Horns honked supportively from passing cars while dozens of Martha’s Vineyard Regional High School (MVRHS) students gathered on the side of Edgartown–Vineyard Haven Road to honor the 21 victims of the Robb Elementary School shootings that occurred on Tuesday, May 24, in Uvalde, Texas. Students waved signs asking, “How many more?” and, “If not now, when?” Other signs demanded: “Keep our schools safe!”
The Uvalde school shootings were the deadliest attack in American history since the 2012 Sandy Hook Elementary School murders in Newtown, Conn. The Uvalde shootings also mark the 27th school shooting in 2022, according to CBS News.
According to an email sent out by Martha’s Vineyard Public Schools, the MVRHS walkout was part of a national walkout organized by the advocacy groups Everytown for Gun Safety and Students Demand Action. Martha’s Vineyard Superintendent Matt D’Andrea also sent a letter to parents about the safety measures the Island was taking for schools. The letter provided guidelines for parents on how to support children, and talk to them about tragic events like school shootings.
The Times talked to some of the MVRHS students who participated in the walkout. All of them shared the sentiment that “enough is enough.”
“I just think that it’s time people in our community and our country recognize it’s an issue anyone can face. Just because it didn’t happen here doesn’t mean it can’t happen here,” senior Lila Mikos said. She added that a school is a place for students not only to study but develop as people: “As students, we just want to feel safe.”
“I think this is enough. I have a brother in third grade, and hearing about all of this stuff, I’m like, ‘What happens if it was my brothers? What happens if it was my school?’ This needs to stop. All of this hate and racism, we’ve been trying to get rid of this. It’s been ongoing for so long, it needs to end. This needs to end,” sophomore Bryonie Brown told the Times.
The Uvalde school shooting comes 10 days after the racially motivated mass shooting in Buffalo, N.Y., that targeted a Black community. During the same month, NBC News reported an anti-Asian shooting in Dallas, Texas, and ABC7 Los Angeles reported a “politically motivated” shooting at a Taiwanese church in California.
The news about the Uvalde shooting was a frightening prospect to MVRHS students. “I feel like it’s scary, as a student myself, knowing that there are other schools around the world where incidents like this can happen, and kids my age can get their hands on firearms,” junior Brayden Scheffer told the Times. “I feel like the U.S. definitely needs to take action and enforce the gun law more.”
“As a student, I feel scared because at any moment someone could enter a building and, you know, accidents can happen.
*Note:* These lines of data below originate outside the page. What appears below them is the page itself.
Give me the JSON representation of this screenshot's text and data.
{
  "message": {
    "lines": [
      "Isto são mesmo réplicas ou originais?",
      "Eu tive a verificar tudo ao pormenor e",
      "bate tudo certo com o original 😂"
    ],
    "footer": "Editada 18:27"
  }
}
But I think MVRHS does a good job on keeping students safe,” senior Miguel Jarillo said.
Junior student Marcos Rodrigues also felt scared “as a student.” However, he felt people needed to use their voices to enact U.S. gun law changes. “As a citizen, it’s just become such a regular occurrence. These school shootings [happen] every year, there’s a handful of them, and it’s become so unimaginable in the country,” he said.
Marcos also pointed out that gun lobbyists have made it easier for people, especially in Southern states, to purchase firearms. According to the Texas Tribune, the Uvalde shooter legally purchased his gun before his killing spree.
“It’s terrible, and sadly I don’t think a lot is going to change because we have a for-profit government that works at the behest of corporations. So I don’t think a lot will change,” Marcos said. “But we have to use our voice as people and demand that we want these gun laws in place because we’re losing a lot of people due to this, and we’re the only country in the world that has this problem, I feel like, and we really need to solve this problem, it’s horrible.”
Freshman student Mya Gardener believes that with effort, changes can be made to curb gun violence. “I just think it’s been going on for so long. We come to school to learn. We don’t come to school to live in fear of getting shot or hurt,” Mya said. “I think we can work toward gun violence and ending it.”